The Air Raid has been called spread, four-wide, or modern and really all of those are misnomers. This kind of poor naming system has been a part of football for a while. After all, the split end and wide receiver, flanker, and end are all names we gave the guys at the end of the line. So when more were added to the ‘standard’ line up, coaches gave them names that fit. Sort of. Like slot or H and so on. Think about the quarter back and half back and full back and how those names do not really reflect positioning in the backfield any more. They once did, but offense evolved — as it will always — and the names do not.
When announcers were face with explaining a complicated and insider-y look of the 1995 Northwestern squads, or the late 90s Purdue squads, and later the 2000s Texas Tech teams, they went with spread as a descriptor to differentiate from the I, single-back, and relatively more compact-looking systems. The problem was that defining an offense by relative compactness is a poor line of demarcation. An option-heavy Tom Osborn Nebraska team lined up in an I formation.

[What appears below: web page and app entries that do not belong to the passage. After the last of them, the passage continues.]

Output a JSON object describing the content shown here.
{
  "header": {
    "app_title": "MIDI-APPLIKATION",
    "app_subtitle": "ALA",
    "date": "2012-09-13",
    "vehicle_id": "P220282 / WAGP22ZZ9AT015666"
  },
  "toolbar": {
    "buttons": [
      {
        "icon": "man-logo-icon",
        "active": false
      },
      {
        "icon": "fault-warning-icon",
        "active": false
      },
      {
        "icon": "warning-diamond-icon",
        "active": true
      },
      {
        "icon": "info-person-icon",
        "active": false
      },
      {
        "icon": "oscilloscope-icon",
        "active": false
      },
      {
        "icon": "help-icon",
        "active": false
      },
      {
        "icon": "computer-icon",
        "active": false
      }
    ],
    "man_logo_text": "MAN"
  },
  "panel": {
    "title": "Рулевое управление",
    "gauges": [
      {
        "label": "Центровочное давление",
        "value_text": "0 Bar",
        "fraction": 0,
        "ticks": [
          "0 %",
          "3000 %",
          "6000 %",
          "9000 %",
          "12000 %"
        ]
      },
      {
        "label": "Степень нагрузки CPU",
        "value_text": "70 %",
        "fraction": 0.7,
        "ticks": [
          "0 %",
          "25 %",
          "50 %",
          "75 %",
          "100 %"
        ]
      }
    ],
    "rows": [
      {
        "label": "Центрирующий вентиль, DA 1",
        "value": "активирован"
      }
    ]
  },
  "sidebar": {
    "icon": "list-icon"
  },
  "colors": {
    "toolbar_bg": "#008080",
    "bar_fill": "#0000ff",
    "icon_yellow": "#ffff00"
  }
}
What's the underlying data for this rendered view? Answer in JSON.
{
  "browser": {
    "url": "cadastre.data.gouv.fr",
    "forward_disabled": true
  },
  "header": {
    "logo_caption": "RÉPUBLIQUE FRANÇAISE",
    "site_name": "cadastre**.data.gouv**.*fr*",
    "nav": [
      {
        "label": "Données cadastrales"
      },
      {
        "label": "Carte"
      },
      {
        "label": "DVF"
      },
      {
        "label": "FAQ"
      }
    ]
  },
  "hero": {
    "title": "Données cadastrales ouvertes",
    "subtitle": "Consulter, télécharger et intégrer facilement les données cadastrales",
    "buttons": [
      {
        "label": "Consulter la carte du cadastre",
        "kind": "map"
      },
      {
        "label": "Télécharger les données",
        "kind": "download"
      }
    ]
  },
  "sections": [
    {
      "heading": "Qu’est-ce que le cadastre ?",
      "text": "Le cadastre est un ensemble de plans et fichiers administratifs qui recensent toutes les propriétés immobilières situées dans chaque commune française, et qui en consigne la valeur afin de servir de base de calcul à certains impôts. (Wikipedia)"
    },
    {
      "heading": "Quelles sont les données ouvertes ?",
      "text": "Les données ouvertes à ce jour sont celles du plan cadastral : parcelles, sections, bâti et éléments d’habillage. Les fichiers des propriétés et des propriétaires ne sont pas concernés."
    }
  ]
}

For nearly a decade the 49ers, one of the best passing teams of the 80s and 90s passed often from this same look. The West Coast offense operated often from under center, with a full back and threw a ton.
I’m simplifying all this a lot just to make a point and that point is that formation has very little to do with intent. I recommend a perusal of Smart Football’s post on the history of the offense. For further fun, you can browse the following very interesting links to some of the teaching methods, ideas behind certain plays, and even an entire playbook.

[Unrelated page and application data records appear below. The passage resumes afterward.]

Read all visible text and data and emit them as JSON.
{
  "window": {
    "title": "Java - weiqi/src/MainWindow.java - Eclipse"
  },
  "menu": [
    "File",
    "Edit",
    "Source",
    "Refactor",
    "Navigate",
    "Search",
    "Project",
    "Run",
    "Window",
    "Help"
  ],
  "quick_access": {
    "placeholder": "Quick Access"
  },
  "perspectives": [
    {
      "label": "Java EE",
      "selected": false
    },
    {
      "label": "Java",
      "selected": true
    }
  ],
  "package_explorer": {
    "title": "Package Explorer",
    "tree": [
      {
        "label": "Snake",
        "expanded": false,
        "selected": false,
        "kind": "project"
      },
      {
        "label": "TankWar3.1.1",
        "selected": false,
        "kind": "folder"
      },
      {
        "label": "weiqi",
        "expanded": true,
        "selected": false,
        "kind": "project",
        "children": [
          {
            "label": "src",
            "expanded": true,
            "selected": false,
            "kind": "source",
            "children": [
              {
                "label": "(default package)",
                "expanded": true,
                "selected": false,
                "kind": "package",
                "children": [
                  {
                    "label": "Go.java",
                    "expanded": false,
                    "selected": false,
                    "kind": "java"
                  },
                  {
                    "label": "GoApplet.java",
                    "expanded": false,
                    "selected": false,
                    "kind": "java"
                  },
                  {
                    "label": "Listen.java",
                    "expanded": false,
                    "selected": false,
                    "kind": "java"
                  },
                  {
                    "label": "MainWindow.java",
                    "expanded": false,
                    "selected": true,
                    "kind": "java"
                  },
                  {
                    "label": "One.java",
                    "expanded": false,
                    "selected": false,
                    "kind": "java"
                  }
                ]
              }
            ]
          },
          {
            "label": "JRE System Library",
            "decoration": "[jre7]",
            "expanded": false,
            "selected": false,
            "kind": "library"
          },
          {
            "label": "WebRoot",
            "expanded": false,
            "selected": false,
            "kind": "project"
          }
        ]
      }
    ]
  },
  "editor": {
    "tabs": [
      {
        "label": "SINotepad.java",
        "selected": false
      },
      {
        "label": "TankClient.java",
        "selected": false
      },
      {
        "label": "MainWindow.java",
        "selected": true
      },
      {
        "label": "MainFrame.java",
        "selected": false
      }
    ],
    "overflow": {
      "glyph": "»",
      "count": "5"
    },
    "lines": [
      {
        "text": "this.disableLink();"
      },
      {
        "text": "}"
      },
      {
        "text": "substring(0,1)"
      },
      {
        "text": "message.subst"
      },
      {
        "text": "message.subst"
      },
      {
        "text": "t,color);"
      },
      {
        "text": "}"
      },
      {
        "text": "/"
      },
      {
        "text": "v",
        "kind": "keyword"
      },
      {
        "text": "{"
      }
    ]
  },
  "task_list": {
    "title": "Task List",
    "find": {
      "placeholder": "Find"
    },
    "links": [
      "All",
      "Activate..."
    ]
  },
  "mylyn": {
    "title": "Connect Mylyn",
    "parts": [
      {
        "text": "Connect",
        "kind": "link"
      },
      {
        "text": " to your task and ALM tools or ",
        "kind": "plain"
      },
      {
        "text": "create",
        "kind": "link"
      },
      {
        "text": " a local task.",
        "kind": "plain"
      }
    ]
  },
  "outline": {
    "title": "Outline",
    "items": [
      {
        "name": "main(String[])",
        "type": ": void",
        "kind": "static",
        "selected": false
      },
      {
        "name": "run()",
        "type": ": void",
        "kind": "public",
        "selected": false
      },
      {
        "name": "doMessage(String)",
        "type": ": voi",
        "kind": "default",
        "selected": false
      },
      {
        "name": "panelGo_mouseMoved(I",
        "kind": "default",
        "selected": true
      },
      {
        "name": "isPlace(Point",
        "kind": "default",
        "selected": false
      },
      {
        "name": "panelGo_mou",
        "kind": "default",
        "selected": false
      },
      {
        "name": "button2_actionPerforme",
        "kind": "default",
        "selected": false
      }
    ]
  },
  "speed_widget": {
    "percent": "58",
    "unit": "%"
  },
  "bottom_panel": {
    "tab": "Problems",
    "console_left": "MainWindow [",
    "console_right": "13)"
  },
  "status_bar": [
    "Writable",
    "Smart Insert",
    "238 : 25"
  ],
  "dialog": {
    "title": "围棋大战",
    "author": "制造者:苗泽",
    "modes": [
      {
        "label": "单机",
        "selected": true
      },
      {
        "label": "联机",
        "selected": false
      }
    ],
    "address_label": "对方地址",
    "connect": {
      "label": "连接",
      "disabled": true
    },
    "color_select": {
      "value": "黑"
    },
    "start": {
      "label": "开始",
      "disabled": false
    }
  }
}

Seth Littrell’s offense will be a little different than these, much the same way that Mike Leach’s offense changed after he left Oklahoma and established himself at Texas Tech. Even then, it evolved from the version Kliff Kingsbury manned in 2000 to the one helmed by our very own OC Graham Harrell in 2007.

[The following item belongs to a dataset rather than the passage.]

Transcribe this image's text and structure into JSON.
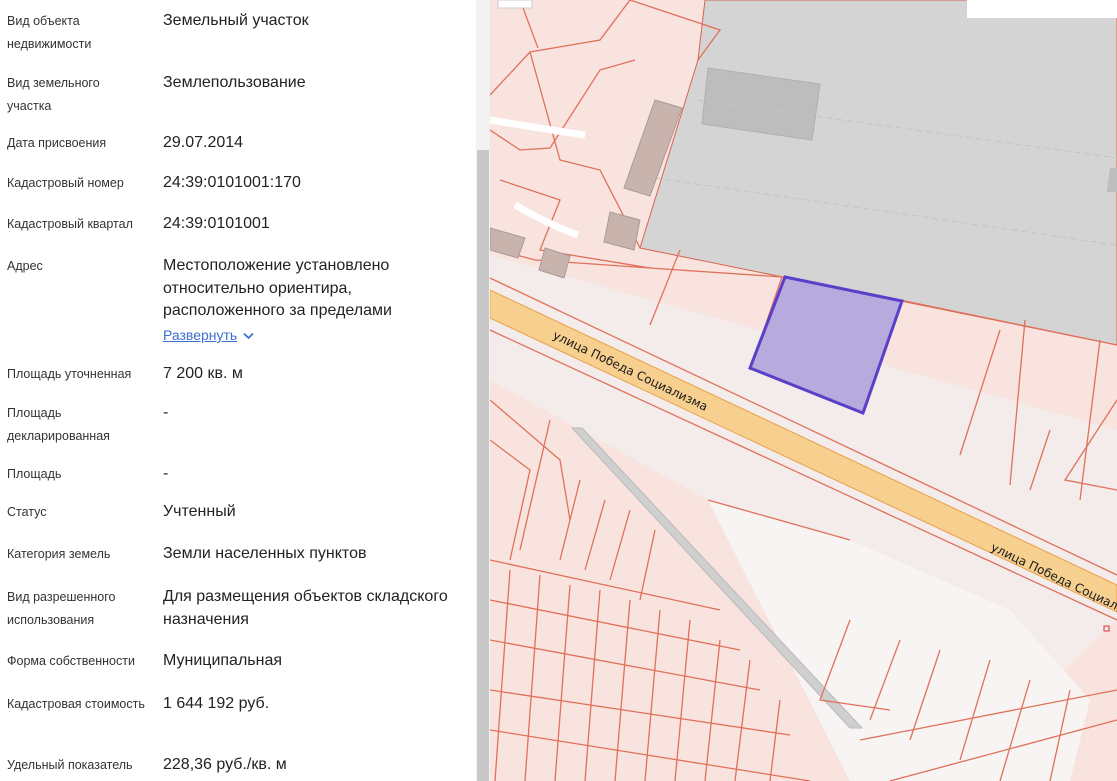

What I’m getting at is, regardless of what plays you run, the best thing we do at Kentucky is practice. We do a great job practicing specifically what we are going to run. We try to design our practices so they are centered around the skills and techniques we are going to use in games.
The above is good advice generally, and an integral part of what is termed ‘Air Raid’ generally. It’s really a set of philosophies about practicing and attacking the defense.
Total Touches: The amount of times the entire position touched the ball throughout the course of the game either by rushing the ball or catching the ball. Naturally the “F” position will handle the ball the most because the majority of the rushes will come from this position. Also, it is easier to get him the ball because he is closer to the quarterback. The “H” and “Y” positions typically will touch the ball a little more than the “X” and “Z” positions because of proximity to the quarterback.
You will hear lots of complaints about not running the ball. Seth has already mitigated a little bit of this by mentioning that a good portion of runs will come from swing passes. Running the ball up the middle is great if you can do it effectively. North Texas for the past few years has been able to do this only against the worst teams. Now that the ball will be spread around more, running should be more effective even as a change of pace.
Coug Center did an excellent series on Air Raid concepts as they prepared for the Leach arrival.
Coach Leach favors 10 personnel. Personnel packages refer to what skill position players (TE, RB, WR) are on the field. The first digit identifies the number of running backs (RB) and the second the number of tight ends (TE). Therefore 10 personnel has 1 RB and 0 TE. The 4 wide receivers (WR) is implied, two of which must be on the line of scrimmage to satisfy the 7 total lineman requirement.
You might have noticed this a ton in today’s Spring Game. In fact, in today’s Slack2 conversation while watching the game, someone remarked that they loved the four-wide sets. Well we should be seeing a lot of these going forward.